Welcome to Animated Knots by Grog
World #1 Knot Site. Better to know a knot and not need it, than need a knot and not know it.
Rope to Practice Knot Tying
Almost any rope that is available in a marine or hardware store or online can be used to practice tying knots. After all, to use that piece of rope, it will have to be attached either to itself, to an object, or to another rope. And, that will require a knot!
Not all rope is pleasant to handle, some is too stiff or too slippery, and some is just too ludicrously expensive. No one rope is suitable for every knot, e.g., a three strand Eye Splice requires three strand twisted rope, a Brummel Splice requires hollow braid and, a Beer Knot requires tubular webbing. But, these are the exceptions. The following comments are aimed at the novice, parent, teacher, or den mother who suddenly needs to buy rope just to practice, or teach, the more common knots.
The Right Size and Rope:
Any size can be used but rope in the range 1/4 to 1/2 inch (6 mm to 12 mm) is suitable and allows each knot to be easily examined and also untied to allow the rope to be used again. Look for rope that is flexible and not too shiny or slippery. Strength is irrelevant.
Rope to avoid:
Avoid polypropylene rope - commonly blue or yellow - sold for water-ski towlines. It is not pleasant to handle and knots don't hold well. It may be cheap, float, and keep clear of propellors – but none of that will help you to teach a Bowline. Avoid the expensive, high-tech ropes sold for their exceptional strength and avoid the big spools of 1/8 inch (3mm) twisted three-strand nylon. Thin braided line is better, but 1/8 inch is still too small to be ideal.
Natural fibers hold knots well and three-stranded versions are suitable for splicing. Tarred hemp and manila are both good for teaching. When used for splicing they hold their form and allow a neat final splice. However, they may not be readily available - especially in the size you want. Also, you cannot just "burn the end" to prevent fraying; you have to whip the ends or, at the very least, secure them with tape or a Constrictor Knot.

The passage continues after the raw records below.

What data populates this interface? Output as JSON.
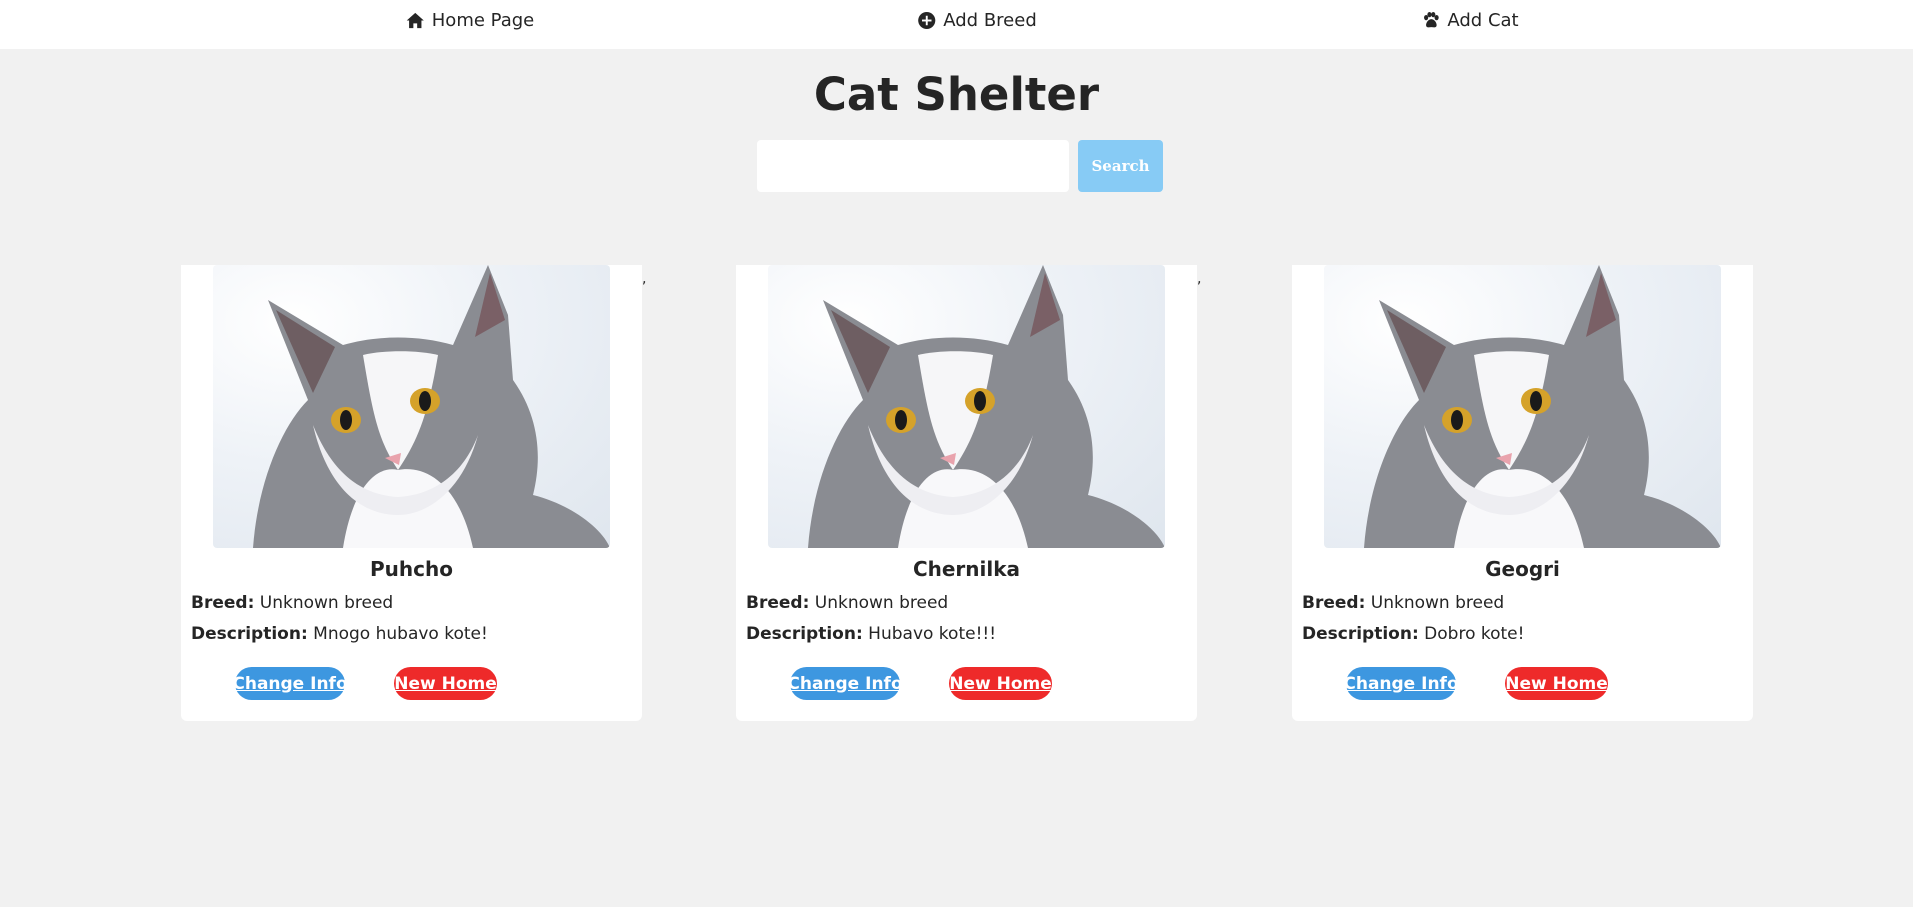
{
  "nav": {
    "items": [
      {
        "label": "Home Page",
        "icon": "home-icon"
      },
      {
        "label": "Add Breed",
        "icon": "plus-circle-icon"
      },
      {
        "label": "Add Cat",
        "icon": "paw-icon"
      }
    ]
  },
  "header": {
    "title": "Cat Shelter"
  },
  "search": {
    "value": "",
    "placeholder": "",
    "button_label": "Search"
  },
  "cats": [
    {
      "name": "Puhcho",
      "breed_label": "Breed:",
      "breed": "Unknown breed",
      "description_label": "Description:",
      "description": "Mnogo hubavo kote!",
      "change_label": "Change Info",
      "home_label": "New Home"
    },
    {
      "name": "Chernilka",
      "breed_label": "Breed:",
      "breed": "Unknown breed",
      "description_label": "Description:",
      "description": "Hubavo kote!!!",
      "change_label": "Change Info",
      "home_label": "New Home"
    },
    {
      "name": "Geogri",
      "breed_label": "Breed:",
      "breed": "Unknown breed",
      "description_label": "Description:",
      "description": "Dobro kote!",
      "change_label": "Change Info",
      "home_label": "New Home"
    }
  ],
  "colors": {
    "page_bg": "#f1f1f1",
    "card_bg": "#ffffff",
    "search_button": "#87cbf5",
    "change_button": "#3d97e0",
    "home_button": "#ee2a2a",
    "text": "#252525"
  }
}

Nylon rope is often the easiest to find. Although heat can seal the cut end, be very careful: Nylon melts at well over 200oC and any contact will rapidly cause a burn. Nylon rope can be used to practice all the common knots and the three-strand version can also be used for a Back Splice, Short Splice and an Eye Splice. When splicing, the principle disadvantage is that the fibers in each strand tend to become disorganized and make the final splice appear untidy.
For knot tying, Polyester (Dacron®, Terylene®, Trevira®) and Polyethylene are fine. By contrast, rope sold for use as a clothes line may have a plastic coating and will be be too inflexible. Braided rope sold in marine stores usually has an inner core and an outer sheath. While it is entirely suitable for practicing it is also needlessly expensive.
Rope Used for Our Animations:
We used different ropes for different properties – always with photography in mind. The brightly colored rope with no contrasting flecks was Vectran Double Braid by New England Ropes (Teufelberger); when delivered it was astonishingly rigid and tended to remain so until a little of the core was pulled out to relax the sheath. It may look great but, because of its rigidity, would would not be a great choice for teaching.
Brightly colored three strand nylon used to be hard to find. However, Knot and Rope Supply sells Bright Red and Bright Blue three-strand nylon rope as well as Double Braided nylon with additional colors: Bright Green and Bottle Green.
A decorative three strand cotton rope was used for some of the fishing knots, e.g., the Bimini Twist, because it permitted twisting – not as well as fishing line – but well enough to demonstrate the technique. Most of the rest of the photographs employed either yachting double braid or parachute cord.
Disclaimer: Any activity that involves ropes is potentially hazardous. Lives may be at risk - possibly your own. Considerable attention and effort have been made to ensure that these descriptions are accurate. However, many critical factors cannot be controlled, including: the choice of materials; the age, size, and condition of ropes; and the accuracy with which these descriptions have been followed. No responsibility is accepted for incidents arising from the use of this material.